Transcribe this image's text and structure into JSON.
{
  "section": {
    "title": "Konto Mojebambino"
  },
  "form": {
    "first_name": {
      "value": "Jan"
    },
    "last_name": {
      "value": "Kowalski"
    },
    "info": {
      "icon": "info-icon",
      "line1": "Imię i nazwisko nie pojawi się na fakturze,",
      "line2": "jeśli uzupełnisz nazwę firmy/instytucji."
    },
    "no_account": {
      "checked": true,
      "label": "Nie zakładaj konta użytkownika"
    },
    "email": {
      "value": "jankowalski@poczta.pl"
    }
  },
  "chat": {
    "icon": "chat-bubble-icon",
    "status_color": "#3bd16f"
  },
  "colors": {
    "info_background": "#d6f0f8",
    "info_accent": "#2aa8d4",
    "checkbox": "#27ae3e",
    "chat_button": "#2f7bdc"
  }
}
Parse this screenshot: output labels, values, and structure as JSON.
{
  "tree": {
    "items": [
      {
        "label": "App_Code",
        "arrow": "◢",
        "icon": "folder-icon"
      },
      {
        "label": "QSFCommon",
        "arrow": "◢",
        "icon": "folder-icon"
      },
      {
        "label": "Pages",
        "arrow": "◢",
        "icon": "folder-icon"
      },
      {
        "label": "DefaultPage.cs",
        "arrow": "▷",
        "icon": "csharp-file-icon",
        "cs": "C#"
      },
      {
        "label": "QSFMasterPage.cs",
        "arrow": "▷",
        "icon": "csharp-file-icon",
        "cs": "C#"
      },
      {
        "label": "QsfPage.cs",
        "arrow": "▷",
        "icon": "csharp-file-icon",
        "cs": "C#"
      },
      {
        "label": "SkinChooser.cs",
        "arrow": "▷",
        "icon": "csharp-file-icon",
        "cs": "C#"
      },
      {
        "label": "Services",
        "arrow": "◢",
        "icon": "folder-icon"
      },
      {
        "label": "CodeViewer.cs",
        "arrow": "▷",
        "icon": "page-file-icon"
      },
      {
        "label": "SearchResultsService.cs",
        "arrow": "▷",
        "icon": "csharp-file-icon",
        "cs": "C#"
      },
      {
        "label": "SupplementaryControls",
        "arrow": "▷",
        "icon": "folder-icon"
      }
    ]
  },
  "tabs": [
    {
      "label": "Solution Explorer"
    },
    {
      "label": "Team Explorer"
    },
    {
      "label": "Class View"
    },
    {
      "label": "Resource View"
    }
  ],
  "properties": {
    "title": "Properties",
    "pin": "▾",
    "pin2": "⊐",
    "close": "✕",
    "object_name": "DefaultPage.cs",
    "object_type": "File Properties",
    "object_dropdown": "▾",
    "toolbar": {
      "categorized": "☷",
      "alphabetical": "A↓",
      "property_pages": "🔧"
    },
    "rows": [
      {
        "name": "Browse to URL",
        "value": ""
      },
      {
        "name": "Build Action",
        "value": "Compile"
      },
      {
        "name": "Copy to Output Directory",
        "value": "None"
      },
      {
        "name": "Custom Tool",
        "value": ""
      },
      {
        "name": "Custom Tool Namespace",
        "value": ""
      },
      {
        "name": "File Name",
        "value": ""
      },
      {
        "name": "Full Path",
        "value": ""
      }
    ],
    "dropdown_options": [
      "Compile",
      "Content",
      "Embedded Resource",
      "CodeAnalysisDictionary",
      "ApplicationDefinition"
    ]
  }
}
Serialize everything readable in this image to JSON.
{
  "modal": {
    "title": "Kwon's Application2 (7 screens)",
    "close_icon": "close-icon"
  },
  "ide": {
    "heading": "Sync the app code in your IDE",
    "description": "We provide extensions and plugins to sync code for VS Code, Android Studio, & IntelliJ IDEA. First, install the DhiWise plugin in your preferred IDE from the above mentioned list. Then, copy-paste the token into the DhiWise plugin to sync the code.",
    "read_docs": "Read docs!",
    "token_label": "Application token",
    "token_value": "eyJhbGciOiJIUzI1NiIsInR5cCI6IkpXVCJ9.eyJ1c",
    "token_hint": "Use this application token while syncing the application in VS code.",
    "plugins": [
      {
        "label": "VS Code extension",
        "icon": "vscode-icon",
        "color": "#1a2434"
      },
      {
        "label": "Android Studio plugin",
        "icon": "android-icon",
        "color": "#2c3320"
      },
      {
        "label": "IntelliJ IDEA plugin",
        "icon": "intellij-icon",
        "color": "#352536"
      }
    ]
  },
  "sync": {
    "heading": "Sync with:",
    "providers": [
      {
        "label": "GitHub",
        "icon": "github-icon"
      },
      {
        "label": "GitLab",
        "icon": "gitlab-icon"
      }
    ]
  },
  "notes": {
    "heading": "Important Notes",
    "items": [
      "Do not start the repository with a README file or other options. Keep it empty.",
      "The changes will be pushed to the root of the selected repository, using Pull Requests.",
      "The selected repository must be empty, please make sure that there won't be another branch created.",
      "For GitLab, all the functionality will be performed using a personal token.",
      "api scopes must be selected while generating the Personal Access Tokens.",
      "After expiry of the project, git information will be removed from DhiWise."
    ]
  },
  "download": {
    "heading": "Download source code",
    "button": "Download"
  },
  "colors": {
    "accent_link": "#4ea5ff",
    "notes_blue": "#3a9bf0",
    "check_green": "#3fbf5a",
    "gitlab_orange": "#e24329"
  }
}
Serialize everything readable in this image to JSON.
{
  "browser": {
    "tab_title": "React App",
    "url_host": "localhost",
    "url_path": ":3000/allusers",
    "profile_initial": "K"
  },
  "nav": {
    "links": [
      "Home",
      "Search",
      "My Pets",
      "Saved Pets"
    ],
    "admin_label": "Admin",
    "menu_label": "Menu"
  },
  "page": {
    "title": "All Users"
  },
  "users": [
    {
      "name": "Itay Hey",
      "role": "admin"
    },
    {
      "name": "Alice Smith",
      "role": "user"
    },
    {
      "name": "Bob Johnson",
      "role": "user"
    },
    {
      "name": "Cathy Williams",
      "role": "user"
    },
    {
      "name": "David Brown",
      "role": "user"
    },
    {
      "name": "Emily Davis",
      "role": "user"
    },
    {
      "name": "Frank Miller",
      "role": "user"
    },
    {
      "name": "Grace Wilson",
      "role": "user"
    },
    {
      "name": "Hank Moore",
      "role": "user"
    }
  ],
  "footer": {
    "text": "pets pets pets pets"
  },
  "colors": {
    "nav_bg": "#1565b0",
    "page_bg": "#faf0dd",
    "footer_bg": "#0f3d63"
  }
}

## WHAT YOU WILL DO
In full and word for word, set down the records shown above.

## RESPONSE TO THE TASK
Transcribe this image's text and structure into JSON.
{
  "section": {
    "title": "Konto Mojebambino"
  },
  "form": {
    "first_name": {
      "value": "Jan"
    },
    "last_name": {
      "value": "Kowalski"
    },
    "info": {
      "icon": "info-icon",
      "line1": "Imię i nazwisko nie pojawi się na fakturze,",
      "line2": "jeśli uzupełnisz nazwę firmy/instytucji."
    },
    "no_account": {
      "checked": true,
      "label": "Nie zakładaj konta użytkownika"
    },
    "email": {
      "value": "jankowalski@poczta.pl"
    }
  },
  "chat": {
    "icon": "chat-bubble-icon",
    "status_color": "#3bd16f"
  },
  "colors": {
    "info_background": "#d6f0f8",
    "info_accent": "#2aa8d4",
    "checkbox": "#27ae3e",
    "chat_button": "#2f7bdc"
  }
}
Parse this screenshot: output labels, values, and structure as JSON.
{
  "tree": {
    "items": [
      {
        "label": "App_Code",
        "arrow": "◢",
        "icon": "folder-icon"
      },
      {
        "label": "QSFCommon",
        "arrow": "◢",
        "icon": "folder-icon"
      },
      {
        "label": "Pages",
        "arrow": "◢",
        "icon": "folder-icon"
      },
      {
        "label": "DefaultPage.cs",
        "arrow": "▷",
        "icon": "csharp-file-icon",
        "cs": "C#"
      },
      {
        "label": "QSFMasterPage.cs",
        "arrow": "▷",
        "icon": "csharp-file-icon",
        "cs": "C#"
      },
      {
        "label": "QsfPage.cs",
        "arrow": "▷",
        "icon": "csharp-file-icon",
        "cs": "C#"
      },
      {
        "label": "SkinChooser.cs",
        "arrow": "▷",
        "icon": "csharp-file-icon",
        "cs": "C#"
      },
      {
        "label": "Services",
        "arrow": "◢",
        "icon": "folder-icon"
      },
      {
        "label": "CodeViewer.cs",
        "arrow": "▷",
        "icon": "page-file-icon"
      },
      {
        "label": "SearchResultsService.cs",
        "arrow": "▷",
        "icon": "csharp-file-icon",
        "cs": "C#"
      },
      {
        "label": "SupplementaryControls",
        "arrow": "▷",
        "icon": "folder-icon"
      }
    ]
  },
  "tabs": [
    {
      "label": "Solution Explorer"
    },
    {
      "label": "Team Explorer"
    },
    {
      "label": "Class View"
    },
    {
      "label": "Resource View"
    }
  ],
  "properties": {
    "title": "Properties",
    "pin": "▾",
    "pin2": "⊐",
    "close": "✕",
    "object_name": "DefaultPage.cs",
    "object_type": "File Properties",
    "object_dropdown": "▾",
    "toolbar": {
      "categorized": "☷",
      "alphabetical": "A↓",
      "property_pages": "🔧"
    },
    "rows": [
      {
        "name": "Browse to URL",
        "value": ""
      },
      {
        "name": "Build Action",
        "value": "Compile"
      },
      {
        "name": "Copy to Output Directory",
        "value": "None"
      },
      {
        "name": "Custom Tool",
        "value": ""
      },
      {
        "name": "Custom Tool Namespace",
        "value": ""
      },
      {
        "name": "File Name",
        "value": ""
      },
      {
        "name": "Full Path",
        "value": ""
      }
    ],
    "dropdown_options": [
      "Compile",
      "Content",
      "Embedded Resource",
      "CodeAnalysisDictionary",
      "ApplicationDefinition"
    ]
  }
}
Serialize everything readable in this image to JSON.
{
  "modal": {
    "title": "Kwon's Application2 (7 screens)",
    "close_icon": "close-icon"
  },
  "ide": {
    "heading": "Sync the app code in your IDE",
    "description": "We provide extensions and plugins to sync code for VS Code, Android Studio, & IntelliJ IDEA. First, install the DhiWise plugin in your preferred IDE from the above mentioned list. Then, copy-paste the token into the DhiWise plugin to sync the code.",
    "read_docs": "Read docs!",
    "token_label": "Application token",
    "token_value": "eyJhbGciOiJIUzI1NiIsInR5cCI6IkpXVCJ9.eyJ1c",
    "token_hint": "Use this application token while syncing the application in VS code.",
    "plugins": [
      {
        "label": "VS Code extension",
        "icon": "vscode-icon",
        "color": "#1a2434"
      },
      {
        "label": "Android Studio plugin",
        "icon": "android-icon",
        "color": "#2c3320"
      },
      {
        "label": "IntelliJ IDEA plugin",
        "icon": "intellij-icon",
        "color": "#352536"
      }
    ]
  },
  "sync": {
    "heading": "Sync with:",
    "providers": [
      {
        "label": "GitHub",
        "icon": "github-icon"
      },
      {
        "label": "GitLab",
        "icon": "gitlab-icon"
      }
    ]
  },
  "notes": {
    "heading": "Important Notes",
    "items": [
      "Do not start the repository with a README file or other options. Keep it empty.",
      "The changes will be pushed to the root of the selected repository, using Pull Requests.",
      "The selected repository must be empty, please make sure that there won't be another branch created.",
      "For GitLab, all the functionality will be performed using a personal token.",
      "api scopes must be selected while generating the Personal Access Tokens.",
      "After expiry of the project, git information will be removed from DhiWise."
    ]
  },
  "download": {
    "heading": "Download source code",
    "button": "Download"
  },
  "colors": {
    "accent_link": "#4ea5ff",
    "notes_blue": "#3a9bf0",
    "check_green": "#3fbf5a",
    "gitlab_orange": "#e24329"
  }
}
Serialize everything readable in this image to JSON.
{
  "browser": {
    "tab_title": "React App",
    "url_host": "localhost",
    "url_path": ":3000/allusers",
    "profile_initial": "K"
  },
  "nav": {
    "links": [
      "Home",
      "Search",
      "My Pets",
      "Saved Pets"
    ],
    "admin_label": "Admin",
    "menu_label": "Menu"
  },
  "page": {
    "title": "All Users"
  },
  "users": [
    {
      "name": "Itay Hey",
      "role": "admin"
    },
    {
      "name": "Alice Smith",
      "role": "user"
    },
    {
      "name": "Bob Johnson",
      "role": "user"
    },
    {
      "name": "Cathy Williams",
      "role": "user"
    },
    {
      "name": "David Brown",
      "role": "user"
    },
    {
      "name": "Emily Davis",
      "role": "user"
    },
    {
      "name": "Frank Miller",
      "role": "user"
    },
    {
      "name": "Grace Wilson",
      "role": "user"
    },
    {
      "name": "Hank Moore",
      "role": "user"
    }
  ],
  "footer": {
    "text": "pets pets pets pets"
  },
  "colors": {
    "nav_bg": "#1565b0",
    "page_bg": "#faf0dd",
    "footer_bg": "#0f3d63"
  }
}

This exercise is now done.